* **Problem statement**
Your answer must be a word-for-word copy of the data.
[[ Input material, beginning ]]
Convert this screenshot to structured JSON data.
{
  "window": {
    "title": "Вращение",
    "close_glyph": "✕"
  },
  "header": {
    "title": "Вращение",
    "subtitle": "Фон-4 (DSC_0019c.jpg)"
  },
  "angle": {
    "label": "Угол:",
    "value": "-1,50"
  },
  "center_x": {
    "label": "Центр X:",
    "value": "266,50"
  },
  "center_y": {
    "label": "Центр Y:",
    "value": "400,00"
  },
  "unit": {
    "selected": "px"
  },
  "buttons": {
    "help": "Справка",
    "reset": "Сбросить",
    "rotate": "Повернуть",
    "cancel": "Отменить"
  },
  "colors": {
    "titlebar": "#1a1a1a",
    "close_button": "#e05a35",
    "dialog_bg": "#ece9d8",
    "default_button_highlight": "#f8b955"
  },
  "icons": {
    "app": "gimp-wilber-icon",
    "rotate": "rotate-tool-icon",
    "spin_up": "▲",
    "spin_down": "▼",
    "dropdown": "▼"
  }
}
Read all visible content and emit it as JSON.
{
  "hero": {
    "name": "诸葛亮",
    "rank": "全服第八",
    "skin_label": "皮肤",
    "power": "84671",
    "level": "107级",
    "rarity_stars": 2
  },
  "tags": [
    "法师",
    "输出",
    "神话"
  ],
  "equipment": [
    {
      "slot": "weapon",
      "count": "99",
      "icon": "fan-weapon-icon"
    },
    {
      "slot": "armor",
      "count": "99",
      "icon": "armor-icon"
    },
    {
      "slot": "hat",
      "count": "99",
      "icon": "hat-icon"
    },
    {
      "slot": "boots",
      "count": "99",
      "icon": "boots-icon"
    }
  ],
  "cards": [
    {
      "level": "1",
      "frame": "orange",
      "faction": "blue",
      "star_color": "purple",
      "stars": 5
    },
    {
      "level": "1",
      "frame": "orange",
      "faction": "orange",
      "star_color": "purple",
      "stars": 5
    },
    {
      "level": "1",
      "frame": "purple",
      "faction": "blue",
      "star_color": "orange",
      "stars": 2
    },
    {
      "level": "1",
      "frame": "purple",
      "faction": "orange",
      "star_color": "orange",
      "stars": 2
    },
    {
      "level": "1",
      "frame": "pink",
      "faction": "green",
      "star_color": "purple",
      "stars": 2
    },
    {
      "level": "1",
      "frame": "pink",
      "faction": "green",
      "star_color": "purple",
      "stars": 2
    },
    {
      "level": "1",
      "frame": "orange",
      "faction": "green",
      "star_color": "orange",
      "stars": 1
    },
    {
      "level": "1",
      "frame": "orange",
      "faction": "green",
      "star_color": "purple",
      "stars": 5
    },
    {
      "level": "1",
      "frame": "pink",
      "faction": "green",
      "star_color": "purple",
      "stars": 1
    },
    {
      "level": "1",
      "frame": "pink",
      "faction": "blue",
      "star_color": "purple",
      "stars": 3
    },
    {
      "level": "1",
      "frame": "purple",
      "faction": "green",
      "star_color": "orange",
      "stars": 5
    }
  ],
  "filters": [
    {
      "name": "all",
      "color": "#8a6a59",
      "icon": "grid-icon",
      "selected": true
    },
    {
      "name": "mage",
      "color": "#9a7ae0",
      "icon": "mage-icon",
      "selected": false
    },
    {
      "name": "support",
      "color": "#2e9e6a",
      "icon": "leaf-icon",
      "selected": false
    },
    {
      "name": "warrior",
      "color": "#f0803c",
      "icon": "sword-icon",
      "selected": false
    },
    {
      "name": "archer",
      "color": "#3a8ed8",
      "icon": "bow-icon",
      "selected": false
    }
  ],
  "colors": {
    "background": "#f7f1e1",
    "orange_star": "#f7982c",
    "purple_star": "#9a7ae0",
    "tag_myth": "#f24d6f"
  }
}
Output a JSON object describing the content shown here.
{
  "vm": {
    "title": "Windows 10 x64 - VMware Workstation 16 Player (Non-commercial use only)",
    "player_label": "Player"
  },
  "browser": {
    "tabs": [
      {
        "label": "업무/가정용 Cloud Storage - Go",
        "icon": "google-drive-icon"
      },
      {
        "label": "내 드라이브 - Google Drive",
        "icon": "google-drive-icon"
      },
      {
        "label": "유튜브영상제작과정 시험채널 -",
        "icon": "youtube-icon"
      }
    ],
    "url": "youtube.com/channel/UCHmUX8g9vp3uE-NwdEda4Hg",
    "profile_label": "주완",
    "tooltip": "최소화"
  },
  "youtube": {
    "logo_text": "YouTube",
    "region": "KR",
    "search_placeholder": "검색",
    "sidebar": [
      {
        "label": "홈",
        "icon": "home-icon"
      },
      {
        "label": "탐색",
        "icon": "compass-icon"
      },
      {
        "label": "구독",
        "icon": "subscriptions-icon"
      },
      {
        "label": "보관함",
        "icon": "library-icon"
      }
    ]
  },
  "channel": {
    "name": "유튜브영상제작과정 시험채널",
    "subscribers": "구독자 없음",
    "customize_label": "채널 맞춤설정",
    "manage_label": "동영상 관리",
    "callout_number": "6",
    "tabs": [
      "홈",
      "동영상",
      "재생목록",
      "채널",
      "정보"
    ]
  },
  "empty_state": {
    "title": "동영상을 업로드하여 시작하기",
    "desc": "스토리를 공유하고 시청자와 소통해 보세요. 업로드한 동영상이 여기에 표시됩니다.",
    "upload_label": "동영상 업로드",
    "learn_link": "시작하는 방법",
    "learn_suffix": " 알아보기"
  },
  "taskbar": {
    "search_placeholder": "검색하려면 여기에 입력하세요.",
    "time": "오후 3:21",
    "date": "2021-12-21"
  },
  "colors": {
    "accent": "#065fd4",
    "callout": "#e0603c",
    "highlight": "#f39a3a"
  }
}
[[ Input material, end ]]
* **Task result**
Convert this screenshot to structured JSON data.
{
  "window": {
    "title": "Вращение",
    "close_glyph": "✕"
  },
  "header": {
    "title": "Вращение",
    "subtitle": "Фон-4 (DSC_0019c.jpg)"
  },
  "angle": {
    "label": "Угол:",
    "value": "-1,50"
  },
  "center_x": {
    "label": "Центр X:",
    "value": "266,50"
  },
  "center_y": {
    "label": "Центр Y:",
    "value": "400,00"
  },
  "unit": {
    "selected": "px"
  },
  "buttons": {
    "help": "Справка",
    "reset": "Сбросить",
    "rotate": "Повернуть",
    "cancel": "Отменить"
  },
  "colors": {
    "titlebar": "#1a1a1a",
    "close_button": "#e05a35",
    "dialog_bg": "#ece9d8",
    "default_button_highlight": "#f8b955"
  },
  "icons": {
    "app": "gimp-wilber-icon",
    "rotate": "rotate-tool-icon",
    "spin_up": "▲",
    "spin_down": "▼",
    "dropdown": "▼"
  }
}
Read all visible content and emit it as JSON.
{
  "hero": {
    "name": "诸葛亮",
    "rank": "全服第八",
    "skin_label": "皮肤",
    "power": "84671",
    "level": "107级",
    "rarity_stars": 2
  },
  "tags": [
    "法师",
    "输出",
    "神话"
  ],
  "equipment": [
    {
      "slot": "weapon",
      "count": "99",
      "icon": "fan-weapon-icon"
    },
    {
      "slot": "armor",
      "count": "99",
      "icon": "armor-icon"
    },
    {
      "slot": "hat",
      "count": "99",
      "icon": "hat-icon"
    },
    {
      "slot": "boots",
      "count": "99",
      "icon": "boots-icon"
    }
  ],
  "cards": [
    {
      "level": "1",
      "frame": "orange",
      "faction": "blue",
      "star_color": "purple",
      "stars": 5
    },
    {
      "level": "1",
      "frame": "orange",
      "faction": "orange",
      "star_color": "purple",
      "stars": 5
    },
    {
      "level": "1",
      "frame": "purple",
      "faction": "blue",
      "star_color": "orange",
      "stars": 2
    },
    {
      "level": "1",
      "frame": "purple",
      "faction": "orange",
      "star_color": "orange",
      "stars": 2
    },
    {
      "level": "1",
      "frame": "pink",
      "faction": "green",
      "star_color": "purple",
      "stars": 2
    },
    {
      "level": "1",
      "frame": "pink",
      "faction": "green",
      "star_color": "purple",
      "stars": 2
    },
    {
      "level": "1",
      "frame": "orange",
      "faction": "green",
      "star_color": "orange",
      "stars": 1
    },
    {
      "level": "1",
      "frame": "orange",
      "faction": "green",
      "star_color": "purple",
      "stars": 5
    },
    {
      "level": "1",
      "frame": "pink",
      "faction": "green",
      "star_color": "purple",
      "stars": 1
    },
    {
      "level": "1",
      "frame": "pink",
      "faction": "blue",
      "star_color": "purple",
      "stars": 3
    },
    {
      "level": "1",
      "frame": "purple",
      "faction": "green",
      "star_color": "orange",
      "stars": 5
    }
  ],
  "filters": [
    {
      "name": "all",
      "color": "#8a6a59",
      "icon": "grid-icon",
      "selected": true
    },
    {
      "name": "mage",
      "color": "#9a7ae0",
      "icon": "mage-icon",
      "selected": false
    },
    {
      "name": "support",
      "color": "#2e9e6a",
      "icon": "leaf-icon",
      "selected": false
    },
    {
      "name": "warrior",
      "color": "#f0803c",
      "icon": "sword-icon",
      "selected": false
    },
    {
      "name": "archer",
      "color": "#3a8ed8",
      "icon": "bow-icon",
      "selected": false
    }
  ],
  "colors": {
    "background": "#f7f1e1",
    "orange_star": "#f7982c",
    "purple_star": "#9a7ae0",
    "tag_myth": "#f24d6f"
  }
}
Output a JSON object describing the content shown here.
{
  "vm": {
    "title": "Windows 10 x64 - VMware Workstation 16 Player (Non-commercial use only)",
    "player_label": "Player"
  },
  "browser": {
    "tabs": [
      {
        "label": "업무/가정용 Cloud Storage - Go",
        "icon": "google-drive-icon"
      },
      {
        "label": "내 드라이브 - Google Drive",
        "icon": "google-drive-icon"
      },
      {
        "label": "유튜브영상제작과정 시험채널 -",
        "icon": "youtube-icon"
      }
    ],
    "url": "youtube.com/channel/UCHmUX8g9vp3uE-NwdEda4Hg",
    "profile_label": "주완",
    "tooltip": "최소화"
  },
  "youtube": {
    "logo_text": "YouTube",
    "region": "KR",
    "search_placeholder": "검색",
    "sidebar": [
      {
        "label": "홈",
        "icon": "home-icon"
      },
      {
        "label": "탐색",
        "icon": "compass-icon"
      },
      {
        "label": "구독",
        "icon": "subscriptions-icon"
      },
      {
        "label": "보관함",
        "icon": "library-icon"
      }
    ]
  },
  "channel": {
    "name": "유튜브영상제작과정 시험채널",
    "subscribers": "구독자 없음",
    "customize_label": "채널 맞춤설정",
    "manage_label": "동영상 관리",
    "callout_number": "6",
    "tabs": [
      "홈",
      "동영상",
      "재생목록",
      "채널",
      "정보"
    ]
  },
  "empty_state": {
    "title": "동영상을 업로드하여 시작하기",
    "desc": "스토리를 공유하고 시청자와 소통해 보세요. 업로드한 동영상이 여기에 표시됩니다.",
    "upload_label": "동영상 업로드",
    "learn_link": "시작하는 방법",
    "learn_suffix": " 알아보기"
  },
  "taskbar": {
    "search_placeholder": "검색하려면 여기에 입력하세요.",
    "time": "오후 3:21",
    "date": "2021-12-21"
  },
  "colors": {
    "accent": "#065fd4",
    "callout": "#e0603c",
    "highlight": "#f39a3a"
  }
}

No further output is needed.